Task objective - Return only those lines of the listing that hold the word "with".

Content starts

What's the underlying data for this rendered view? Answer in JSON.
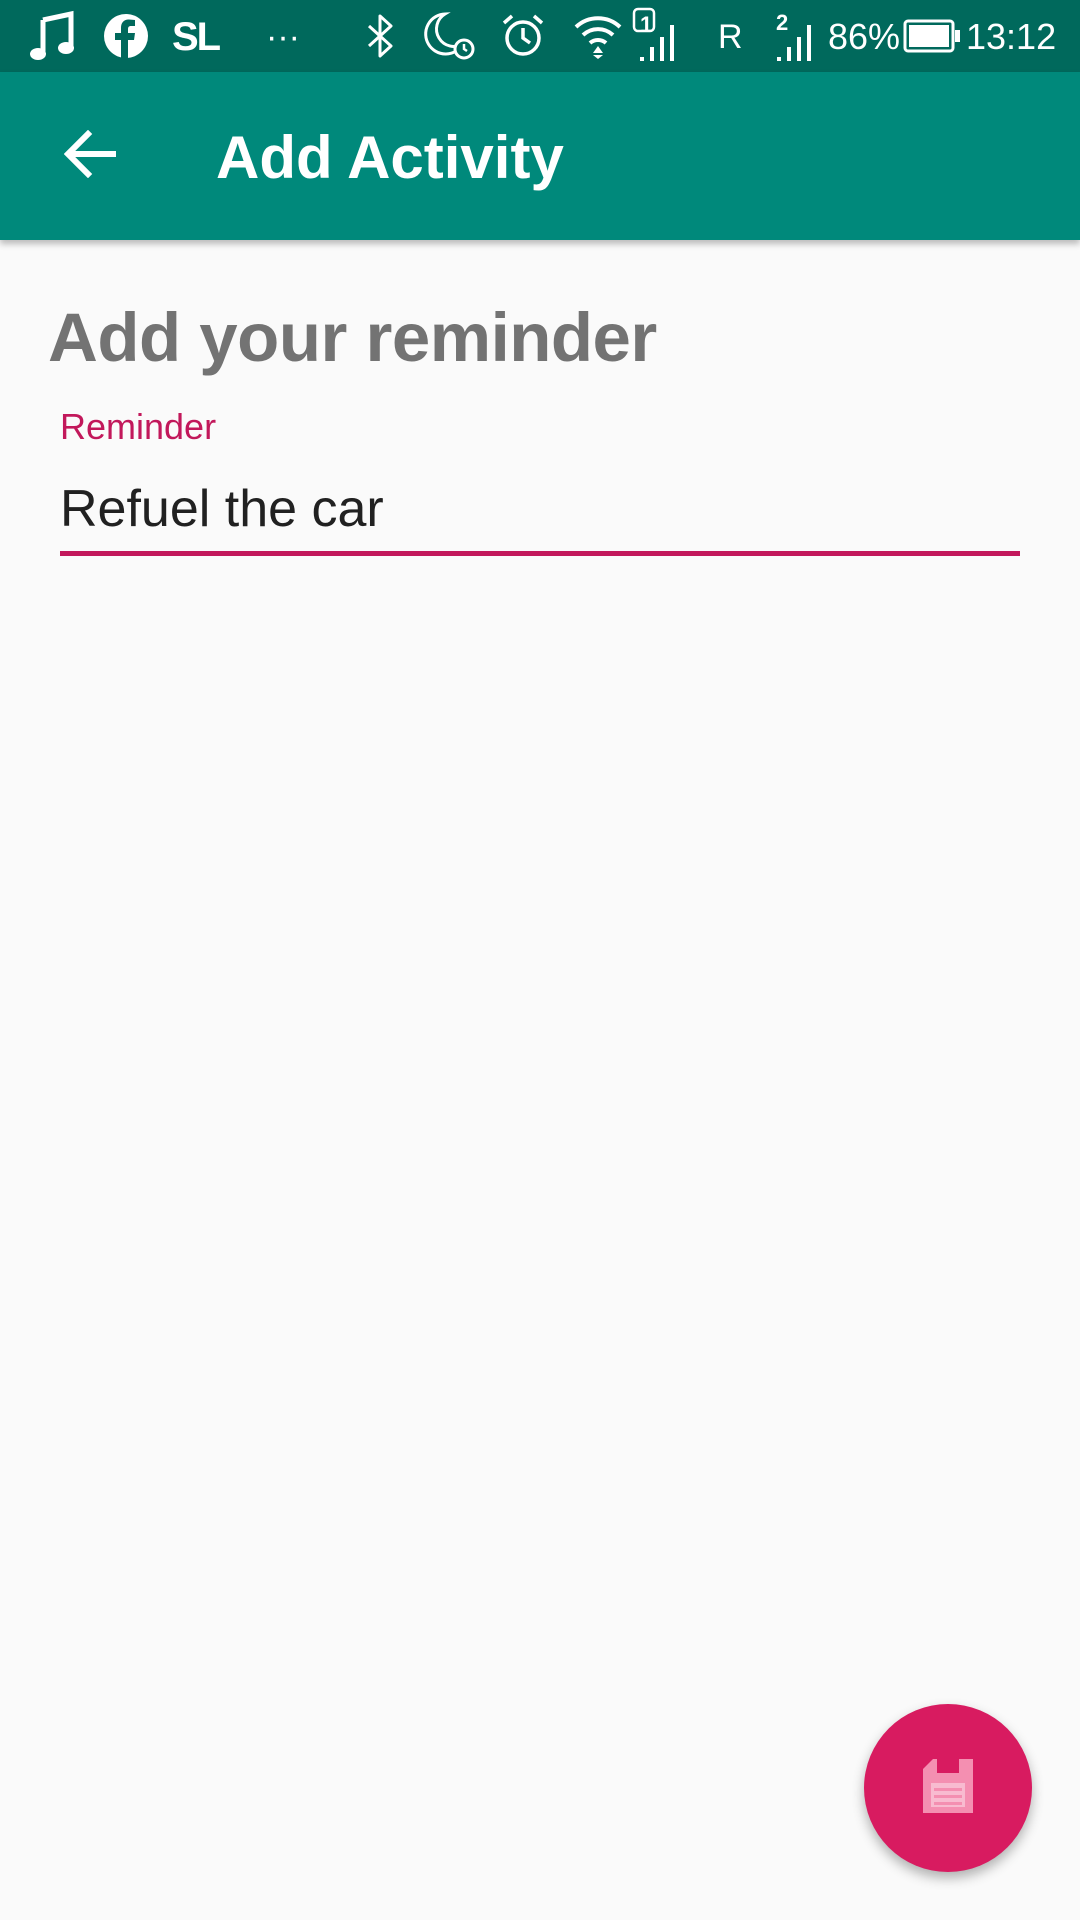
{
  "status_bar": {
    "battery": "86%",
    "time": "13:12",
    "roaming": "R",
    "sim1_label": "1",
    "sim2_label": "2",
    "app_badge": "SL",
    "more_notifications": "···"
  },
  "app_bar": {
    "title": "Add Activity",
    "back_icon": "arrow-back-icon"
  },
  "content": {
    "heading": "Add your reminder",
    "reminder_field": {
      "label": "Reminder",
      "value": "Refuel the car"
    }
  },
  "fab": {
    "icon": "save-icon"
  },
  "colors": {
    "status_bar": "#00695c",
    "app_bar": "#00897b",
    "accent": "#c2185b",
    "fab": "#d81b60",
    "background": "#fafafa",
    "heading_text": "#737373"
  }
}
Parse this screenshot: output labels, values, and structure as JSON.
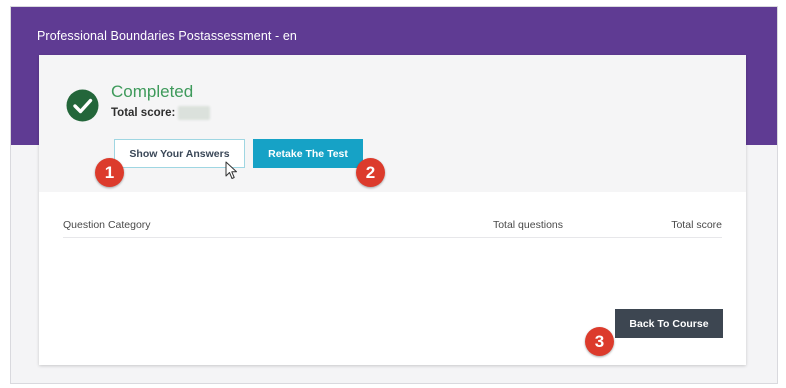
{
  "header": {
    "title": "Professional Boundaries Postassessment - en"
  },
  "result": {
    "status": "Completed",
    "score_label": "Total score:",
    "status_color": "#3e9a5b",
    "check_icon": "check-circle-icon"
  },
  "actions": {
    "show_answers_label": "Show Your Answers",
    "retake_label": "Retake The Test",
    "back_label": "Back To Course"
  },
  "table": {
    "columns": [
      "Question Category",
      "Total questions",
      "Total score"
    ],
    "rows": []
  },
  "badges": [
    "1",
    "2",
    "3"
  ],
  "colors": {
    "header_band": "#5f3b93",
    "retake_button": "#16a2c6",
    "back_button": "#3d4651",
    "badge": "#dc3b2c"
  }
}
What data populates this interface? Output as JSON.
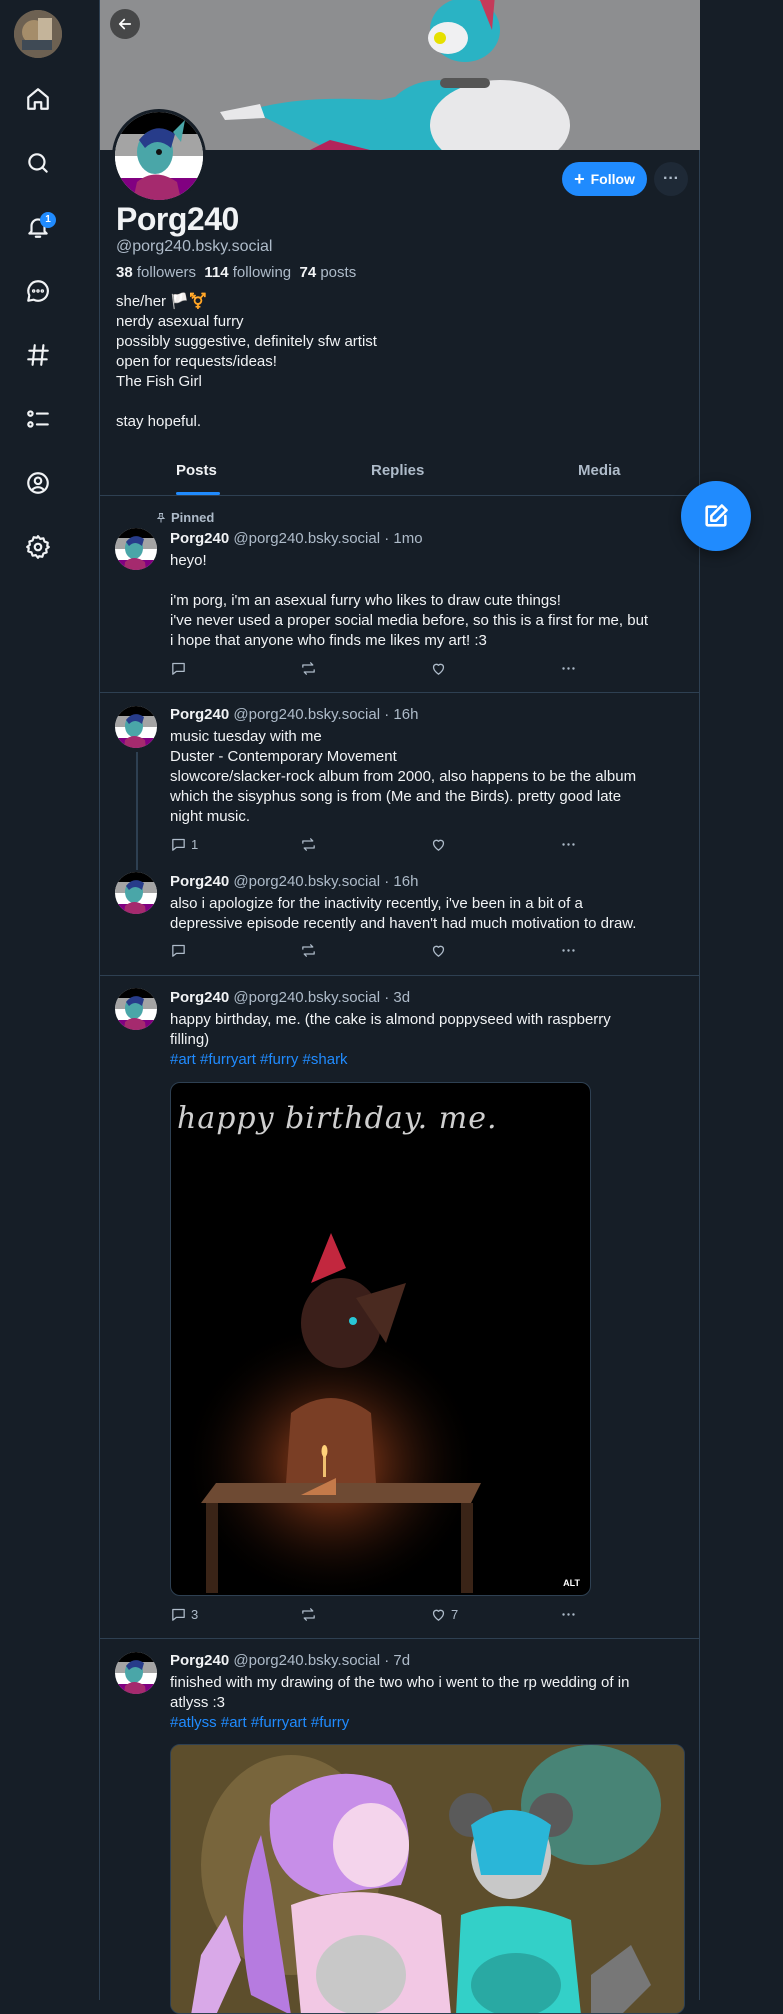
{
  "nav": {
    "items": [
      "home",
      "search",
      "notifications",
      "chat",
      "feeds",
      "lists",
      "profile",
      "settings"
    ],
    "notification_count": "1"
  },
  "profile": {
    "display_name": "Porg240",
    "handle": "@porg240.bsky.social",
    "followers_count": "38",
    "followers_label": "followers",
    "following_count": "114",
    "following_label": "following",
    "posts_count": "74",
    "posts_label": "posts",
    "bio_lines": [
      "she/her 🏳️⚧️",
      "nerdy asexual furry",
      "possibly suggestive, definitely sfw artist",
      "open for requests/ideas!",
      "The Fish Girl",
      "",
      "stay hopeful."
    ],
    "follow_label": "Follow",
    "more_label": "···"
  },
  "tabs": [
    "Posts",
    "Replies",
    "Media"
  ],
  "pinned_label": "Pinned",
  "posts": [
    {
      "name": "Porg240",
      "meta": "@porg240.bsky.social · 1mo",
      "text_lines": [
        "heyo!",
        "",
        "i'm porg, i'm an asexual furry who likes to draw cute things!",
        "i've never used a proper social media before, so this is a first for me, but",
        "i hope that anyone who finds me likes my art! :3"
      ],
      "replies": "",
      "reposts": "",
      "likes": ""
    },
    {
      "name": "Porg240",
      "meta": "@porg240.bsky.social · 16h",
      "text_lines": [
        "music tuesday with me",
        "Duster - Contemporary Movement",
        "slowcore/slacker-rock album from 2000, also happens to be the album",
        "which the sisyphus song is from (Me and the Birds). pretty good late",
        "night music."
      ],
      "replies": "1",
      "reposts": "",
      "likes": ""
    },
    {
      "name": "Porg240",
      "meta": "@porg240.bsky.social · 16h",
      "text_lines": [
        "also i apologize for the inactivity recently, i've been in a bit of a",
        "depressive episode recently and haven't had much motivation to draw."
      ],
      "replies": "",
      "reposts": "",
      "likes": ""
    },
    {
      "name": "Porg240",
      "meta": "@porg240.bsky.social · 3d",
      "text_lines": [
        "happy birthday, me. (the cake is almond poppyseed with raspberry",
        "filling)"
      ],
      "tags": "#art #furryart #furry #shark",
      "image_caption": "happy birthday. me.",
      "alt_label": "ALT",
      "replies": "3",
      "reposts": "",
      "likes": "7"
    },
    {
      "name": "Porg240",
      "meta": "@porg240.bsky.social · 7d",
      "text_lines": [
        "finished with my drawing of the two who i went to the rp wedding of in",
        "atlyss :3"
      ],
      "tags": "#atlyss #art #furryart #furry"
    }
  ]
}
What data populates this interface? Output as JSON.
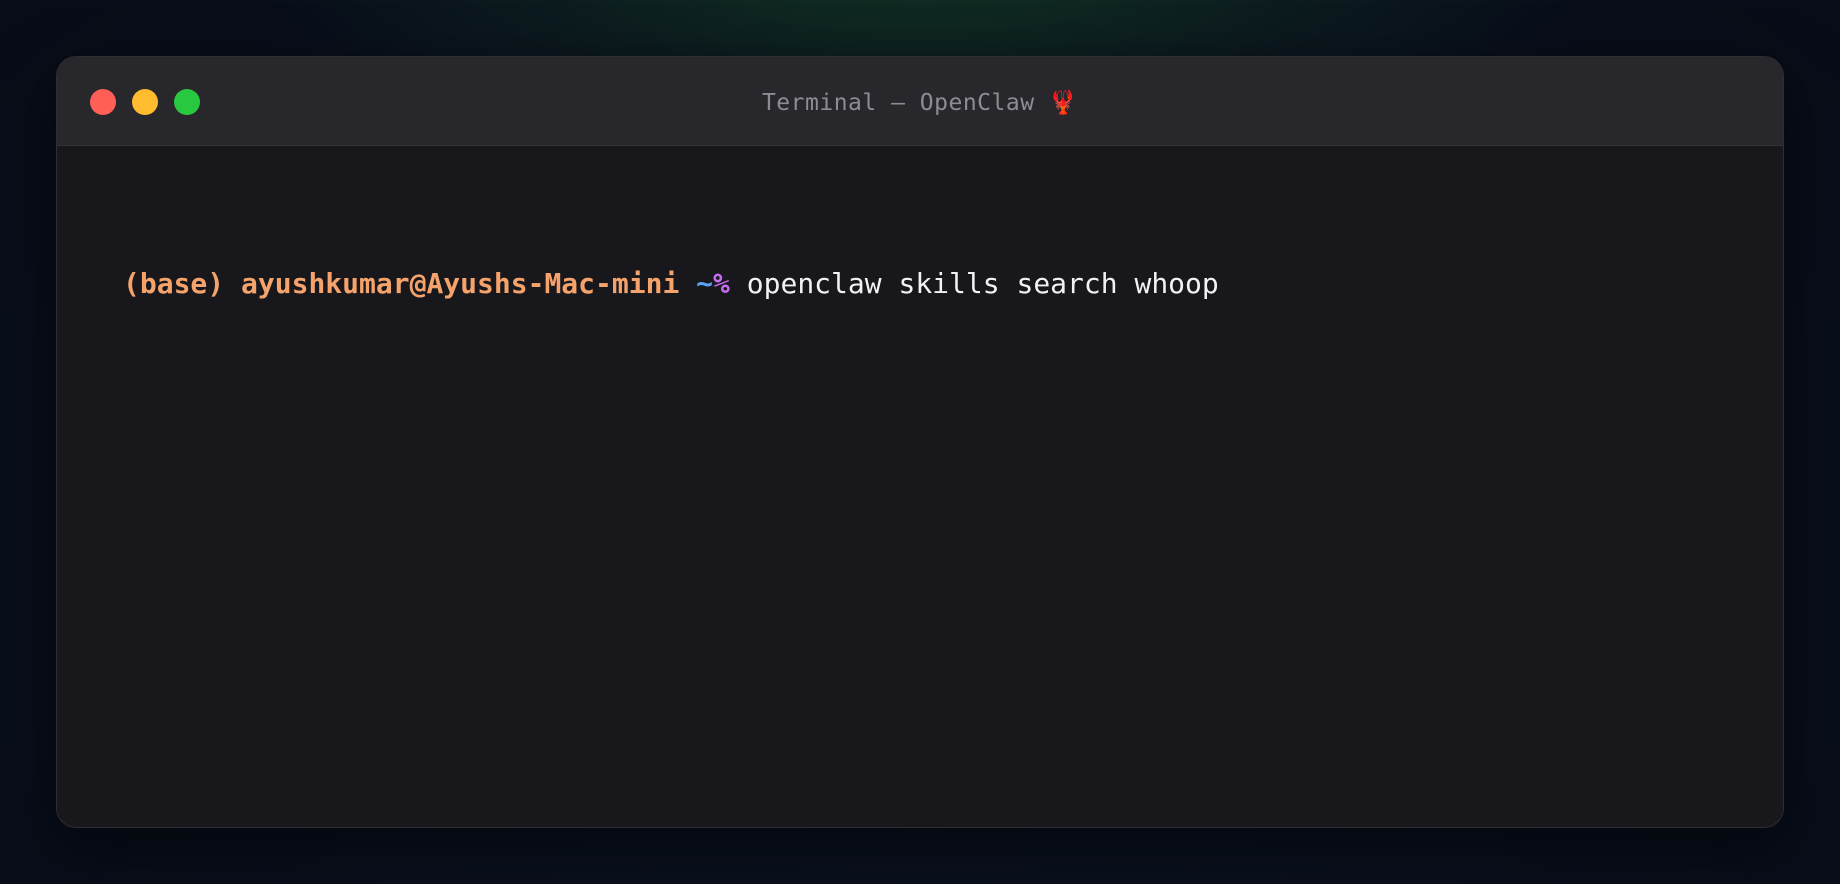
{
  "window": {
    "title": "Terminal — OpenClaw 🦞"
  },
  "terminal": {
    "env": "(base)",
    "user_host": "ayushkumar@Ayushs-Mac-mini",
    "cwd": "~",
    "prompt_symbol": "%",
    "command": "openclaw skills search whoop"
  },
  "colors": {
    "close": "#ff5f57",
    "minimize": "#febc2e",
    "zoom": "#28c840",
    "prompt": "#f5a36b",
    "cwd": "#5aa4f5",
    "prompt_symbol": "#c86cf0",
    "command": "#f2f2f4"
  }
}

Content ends

Your response -
        "music tuesday with me",
        "happy birthday, me. (the cake is almond poppyseed with raspberry",
        "finished with my drawing of the two who i went to the rp wedding of in",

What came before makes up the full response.